the 2014 Ohio measles outbreak that started with two unvaccinated Amish men getting measles in the Philippines while on a missionary trip and ended up with at least 388 cases before it was over, almost all unvaccinated
a 2013 North Carolina measles outbreak with 22 cases started after an unvaccinated traveler had returned from India
an outbreak of measles in New York, in 2013, with at least 58 cases, tarted with an intentionally unvaccinated teen returning from a trip to London
a 2011 outbreak of measles in Minnesota, when an unvaccinated child traveled out of the country, developed measles, and returned to his undervaccinated community, causing the state’s largest measles outbreak in 20 years
But what about mumps and pertussis?
Those outbreaks are all among vaccinated kids, right?
In one of the biggest mumps outbreak, in Arkansas, only 71% of people were up-to-date on their vaccines!
And keep in mind that while we do know that there are issues with waning immunity with some vaccines, you are still much more likely to become infected and get others sick if you are not vaccinated. And you will likely have a much more severe disease.
A 2013 pertussis outbreak in Florida is a good example that even with all the bad press it gets, the DTaP and Tdap vaccines work too. This outbreak was started by an unvaccinated child at a charter school with high rates of unvaccinated kids.
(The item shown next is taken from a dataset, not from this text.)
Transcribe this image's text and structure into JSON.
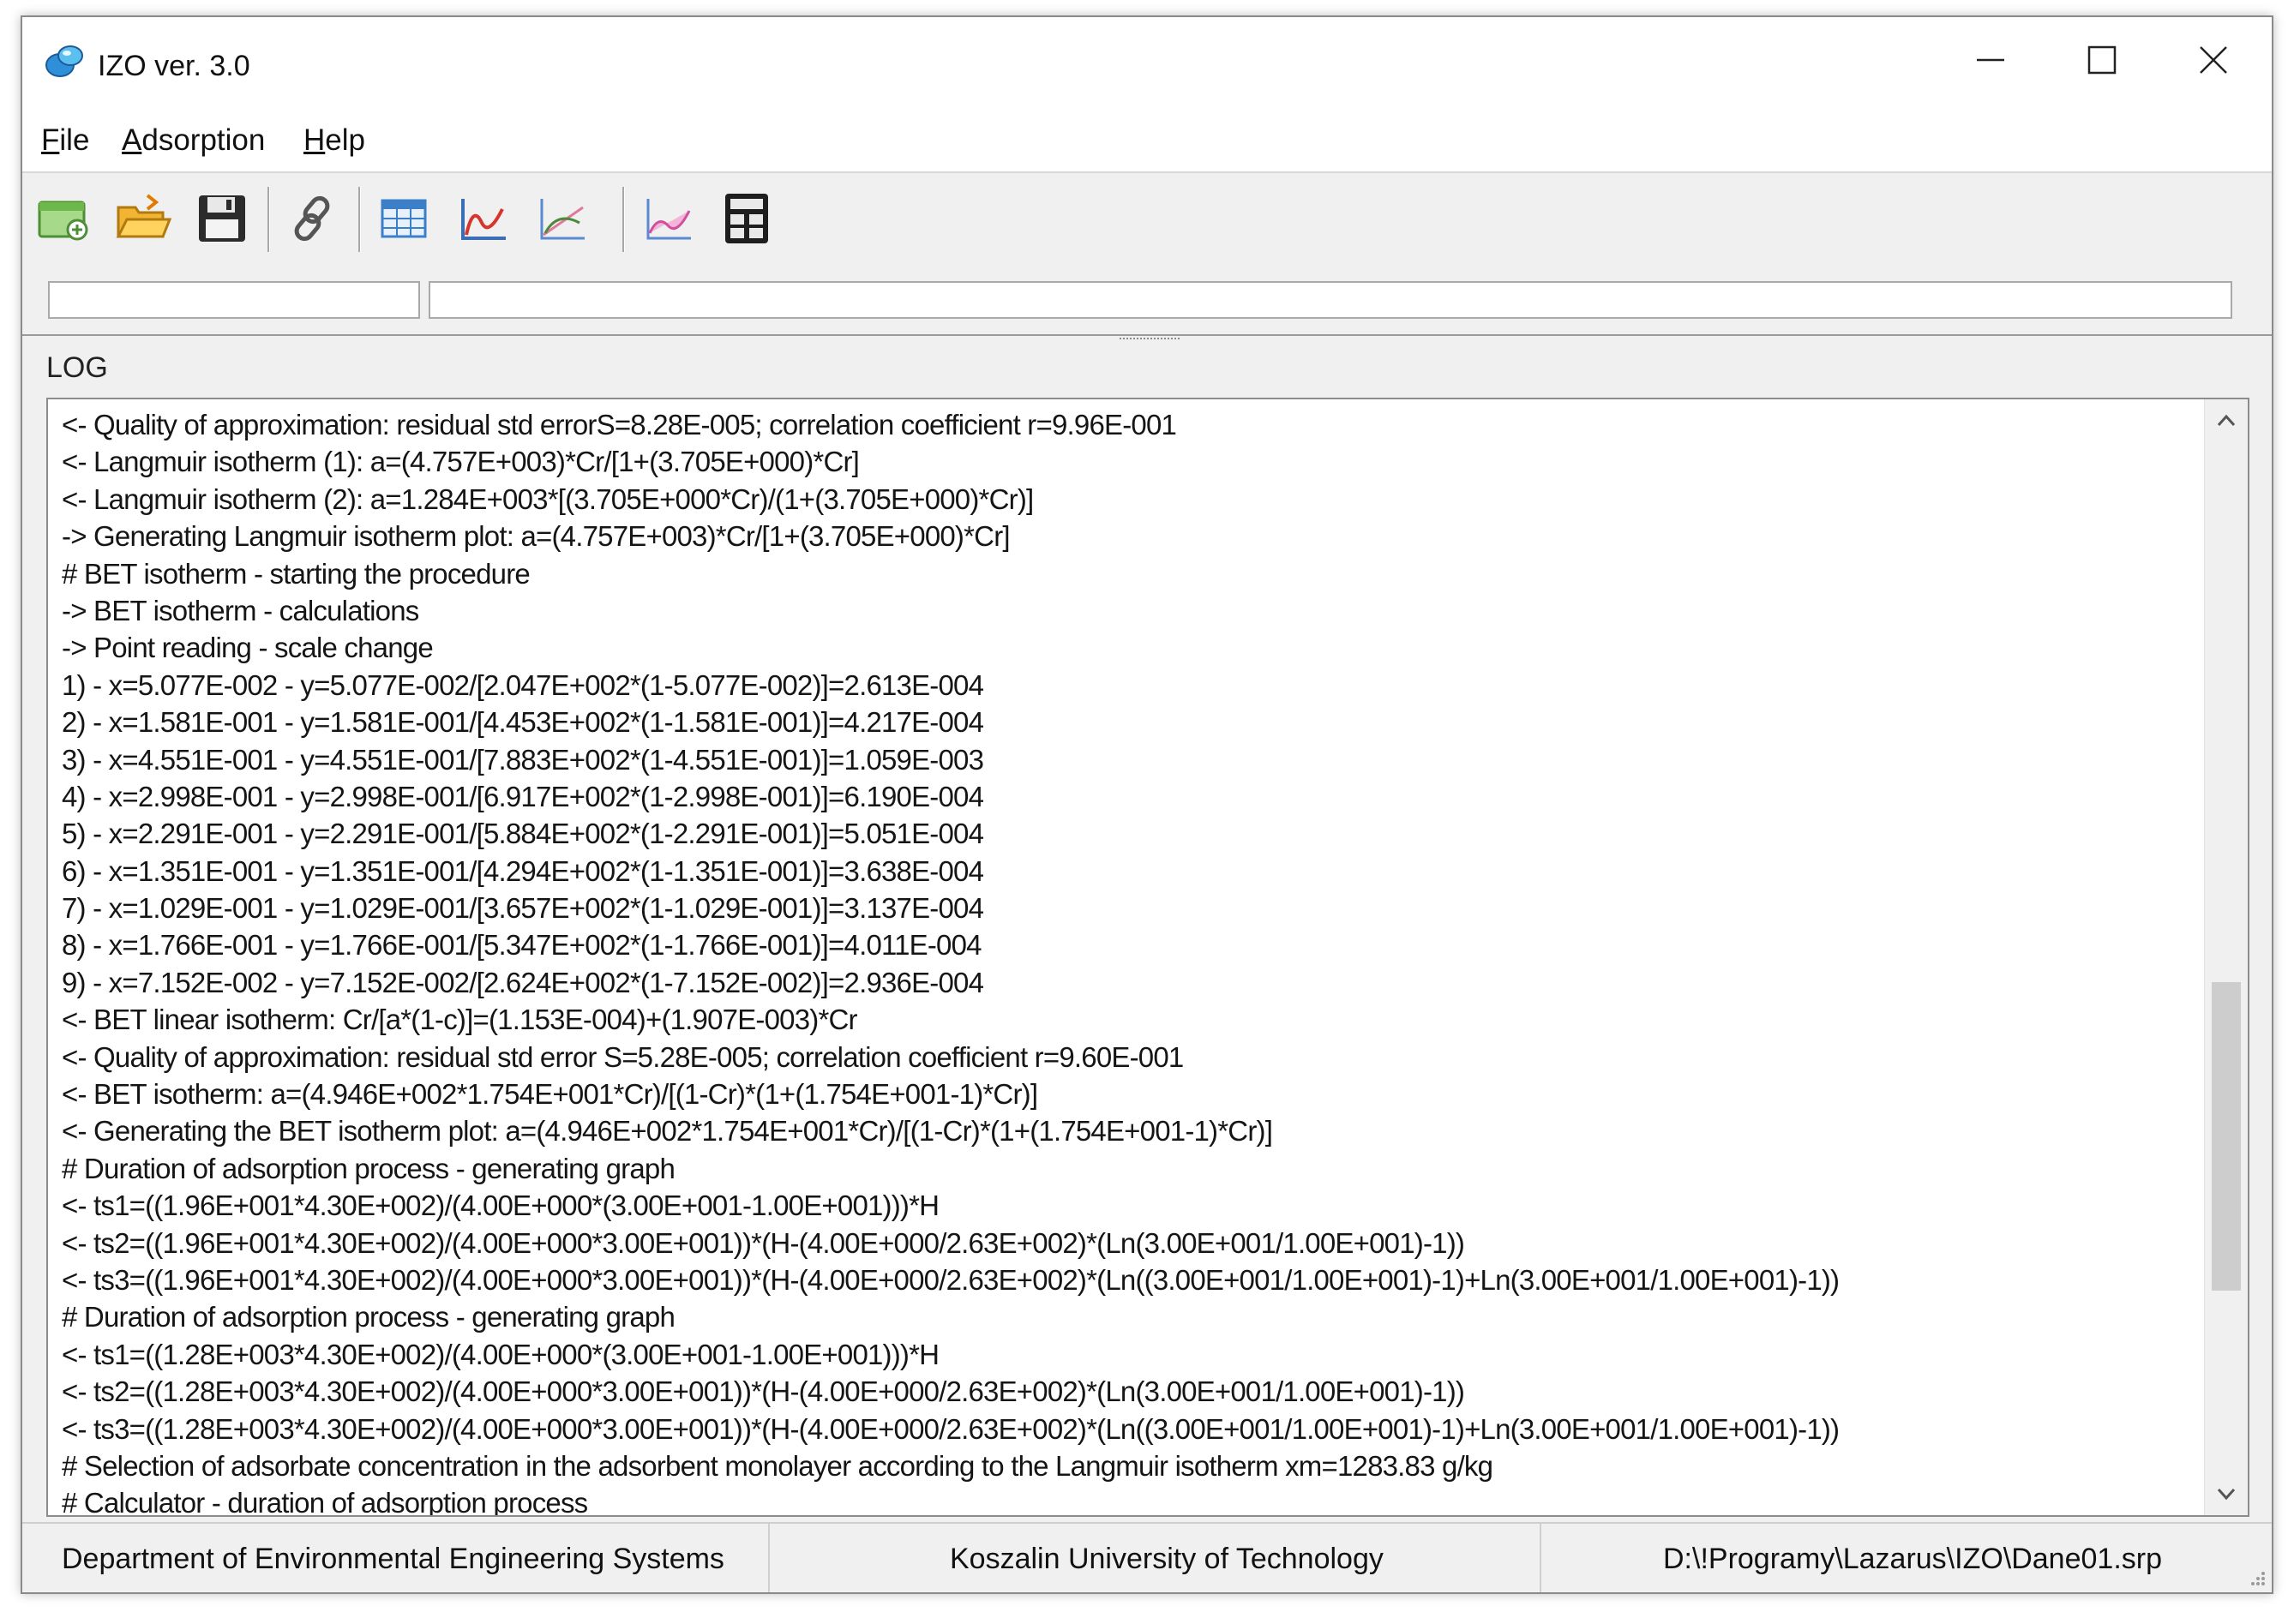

About 30% of unvaccinated kids got sick, while there was only one case “in a person who reported having received any vaccination against pertussis.”
In another 2013 pertussis outbreak in Florida, this time in a preschool, although most of the kids were vaccinated, the outbreak started with “a 1-year-old vaccine-exempt preschool student.” And the classroom with the highest attack rate, was “one in which a teacher with a laboratory-confirmed case of pertussis who had not received a Tdap booster vaccination, worked throughout her illness.”
In outbreak after outbreak, we see the same thing, sometimes with deadly consequences – an unvaccinated child or adult triggers an outbreak and then a lot of unvaccinated folks get sick. Unfortunately, others get caught up in these outbreaks too, including those too young to be vaccinated, those who can’t be vaccinated because of true medical exemptions, and those whose vaccines may not have worked as well as we would have liked.
The herd immunity threshold may need to be higher than the previously suggested 88%–92% to prevent community transmission and outbreaks of mumps.
Quinlisk on Mumps Control Today
Many of these outbreaks occur despite many of the cases having had two doses of the MMR vaccine. A third dose is sometimes recommended during these outbreaks.
That doesn’t mean that the MMR vaccine doesn’t work. After all, just compare today’s rates of mumps, even if they are a little higher than we would like, to pre-vaccine levels…
And in the biggest outbreak, in Arkansas, only 71% of people were up-to-date on their vaccines!
Of course, getting two doses of the MMR vaccine is still the best way to avoid mumps.
There is no general recommendations to get an extra shot, although a third dose of MMR during an outbreak was recently recommended by the ACIP. The recommendation has not yet been formally approved though.
A recent study that was published in the New England Journal of Medicine, Effectiveness of a Third Dose of MMR Vaccine for Mumps Outbreak Control, found a lower risk of mumps in those who got a third dose of MMR.
Not surprisingly, the study also found a much higher risk of mumps, with the highest attack rates, in those who were unvaccinated or who had just one dose!
Keep in mind that the MMR vaccine isn’t just for kids. Adults who didn’t have mumps when they were kids (or who were born before 1957, when most kids got mumps), should make sure they are vaccinated (at least one dose) and protected too.
And these outbreaks show that they are definitely still necessary. In the latest outbreak in Hawaii, where “has been confirmed in children and adults, both vaccinated and unvaccinated,” there have been at least “16 reports of complications due to mumps infection,” including orchitis and hearing loss.
What to Know About Mumps Outbreaks
Although mumps outbreaks are occurring among those who are vaccinated, you still have a much higher chance of getting mumps if you are unvaccinated and unprotected.